Saved data entries
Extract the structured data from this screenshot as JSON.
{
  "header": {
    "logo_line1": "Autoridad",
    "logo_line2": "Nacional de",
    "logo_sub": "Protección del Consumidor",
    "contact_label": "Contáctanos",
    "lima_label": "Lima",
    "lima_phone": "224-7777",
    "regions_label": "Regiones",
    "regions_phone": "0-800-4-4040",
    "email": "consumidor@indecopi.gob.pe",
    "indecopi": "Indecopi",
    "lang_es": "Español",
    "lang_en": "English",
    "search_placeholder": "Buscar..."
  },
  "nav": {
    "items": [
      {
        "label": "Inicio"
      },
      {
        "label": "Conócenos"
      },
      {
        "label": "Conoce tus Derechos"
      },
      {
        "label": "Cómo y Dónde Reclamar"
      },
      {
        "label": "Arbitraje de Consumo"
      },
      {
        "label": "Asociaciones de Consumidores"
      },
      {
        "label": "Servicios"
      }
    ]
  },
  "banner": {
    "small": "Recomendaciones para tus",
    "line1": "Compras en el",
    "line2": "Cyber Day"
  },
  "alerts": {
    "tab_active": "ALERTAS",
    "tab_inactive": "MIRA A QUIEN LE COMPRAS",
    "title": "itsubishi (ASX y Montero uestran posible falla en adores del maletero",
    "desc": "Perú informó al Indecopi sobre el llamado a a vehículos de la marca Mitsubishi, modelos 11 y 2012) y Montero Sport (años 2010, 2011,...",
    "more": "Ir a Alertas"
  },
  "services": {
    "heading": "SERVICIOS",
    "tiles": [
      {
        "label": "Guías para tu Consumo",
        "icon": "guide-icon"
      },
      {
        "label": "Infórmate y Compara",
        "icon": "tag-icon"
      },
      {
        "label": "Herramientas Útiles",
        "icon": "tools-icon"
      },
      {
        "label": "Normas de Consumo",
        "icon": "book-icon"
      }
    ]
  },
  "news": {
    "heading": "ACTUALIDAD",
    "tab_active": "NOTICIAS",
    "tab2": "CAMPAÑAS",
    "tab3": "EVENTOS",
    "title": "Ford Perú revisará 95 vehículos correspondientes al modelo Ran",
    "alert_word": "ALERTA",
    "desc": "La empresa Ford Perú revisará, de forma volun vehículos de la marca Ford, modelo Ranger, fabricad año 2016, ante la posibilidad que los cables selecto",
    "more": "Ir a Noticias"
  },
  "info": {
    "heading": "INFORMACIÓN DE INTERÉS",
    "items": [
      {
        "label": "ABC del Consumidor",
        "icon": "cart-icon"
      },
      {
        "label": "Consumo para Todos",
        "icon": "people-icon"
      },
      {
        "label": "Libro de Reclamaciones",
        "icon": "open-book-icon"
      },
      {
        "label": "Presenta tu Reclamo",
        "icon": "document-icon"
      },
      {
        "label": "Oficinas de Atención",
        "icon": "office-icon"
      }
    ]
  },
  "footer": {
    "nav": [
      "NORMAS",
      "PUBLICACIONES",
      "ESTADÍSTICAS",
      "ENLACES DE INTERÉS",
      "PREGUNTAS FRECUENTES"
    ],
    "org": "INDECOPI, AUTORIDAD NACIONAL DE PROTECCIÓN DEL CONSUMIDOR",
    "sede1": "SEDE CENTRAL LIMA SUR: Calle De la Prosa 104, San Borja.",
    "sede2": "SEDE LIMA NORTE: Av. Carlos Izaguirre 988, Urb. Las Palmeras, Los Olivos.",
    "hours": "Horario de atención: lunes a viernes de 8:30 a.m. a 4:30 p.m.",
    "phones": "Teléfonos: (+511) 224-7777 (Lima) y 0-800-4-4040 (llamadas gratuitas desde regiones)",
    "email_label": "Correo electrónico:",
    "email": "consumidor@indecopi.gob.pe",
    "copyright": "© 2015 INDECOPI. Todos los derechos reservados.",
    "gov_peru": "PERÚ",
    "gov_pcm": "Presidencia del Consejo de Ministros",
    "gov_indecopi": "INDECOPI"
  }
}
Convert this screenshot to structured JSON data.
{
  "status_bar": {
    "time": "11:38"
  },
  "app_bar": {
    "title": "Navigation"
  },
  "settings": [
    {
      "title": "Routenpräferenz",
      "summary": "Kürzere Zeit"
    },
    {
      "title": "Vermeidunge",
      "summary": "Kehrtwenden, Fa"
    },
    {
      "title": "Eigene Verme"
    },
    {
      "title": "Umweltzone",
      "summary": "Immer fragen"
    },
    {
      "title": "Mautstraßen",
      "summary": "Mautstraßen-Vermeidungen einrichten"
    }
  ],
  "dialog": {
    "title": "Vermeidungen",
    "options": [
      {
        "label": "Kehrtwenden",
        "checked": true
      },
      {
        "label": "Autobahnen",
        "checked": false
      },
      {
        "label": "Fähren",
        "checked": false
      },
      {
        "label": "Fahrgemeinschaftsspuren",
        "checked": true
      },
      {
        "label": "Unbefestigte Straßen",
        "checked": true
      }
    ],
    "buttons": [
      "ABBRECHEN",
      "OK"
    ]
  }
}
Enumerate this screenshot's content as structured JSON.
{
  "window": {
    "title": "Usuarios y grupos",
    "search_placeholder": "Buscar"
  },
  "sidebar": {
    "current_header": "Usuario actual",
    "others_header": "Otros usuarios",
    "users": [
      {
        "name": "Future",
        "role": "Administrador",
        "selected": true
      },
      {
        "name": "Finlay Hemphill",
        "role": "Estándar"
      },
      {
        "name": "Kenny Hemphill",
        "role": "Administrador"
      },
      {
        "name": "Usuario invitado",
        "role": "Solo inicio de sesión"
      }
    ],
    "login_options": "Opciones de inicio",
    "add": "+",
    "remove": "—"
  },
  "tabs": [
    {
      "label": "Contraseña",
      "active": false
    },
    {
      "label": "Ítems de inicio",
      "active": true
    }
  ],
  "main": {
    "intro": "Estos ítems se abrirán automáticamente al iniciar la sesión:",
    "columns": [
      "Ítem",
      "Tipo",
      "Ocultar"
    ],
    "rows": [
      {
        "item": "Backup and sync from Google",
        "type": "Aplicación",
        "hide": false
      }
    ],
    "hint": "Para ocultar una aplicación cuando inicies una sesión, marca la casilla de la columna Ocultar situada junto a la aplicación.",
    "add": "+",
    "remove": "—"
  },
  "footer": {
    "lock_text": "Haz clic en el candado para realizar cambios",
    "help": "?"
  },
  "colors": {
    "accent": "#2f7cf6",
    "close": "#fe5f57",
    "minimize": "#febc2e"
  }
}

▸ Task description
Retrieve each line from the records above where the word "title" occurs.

▸ Written solution
    "title": "itsubishi (ASX y Montero uestran posible falla en adores del maletero",
    "title": "Ford Perú revisará 95 vehículos correspondientes al modelo Ran",
    "title": "Navigation"
      "title": "Routenpräferenz",
      "title": "Vermeidunge",
      "title": "Eigene Verme"
      "title": "Umweltzone",
      "title": "Mautstraßen",
    "title": "Vermeidungen",
    "title": "Usuarios y grupos",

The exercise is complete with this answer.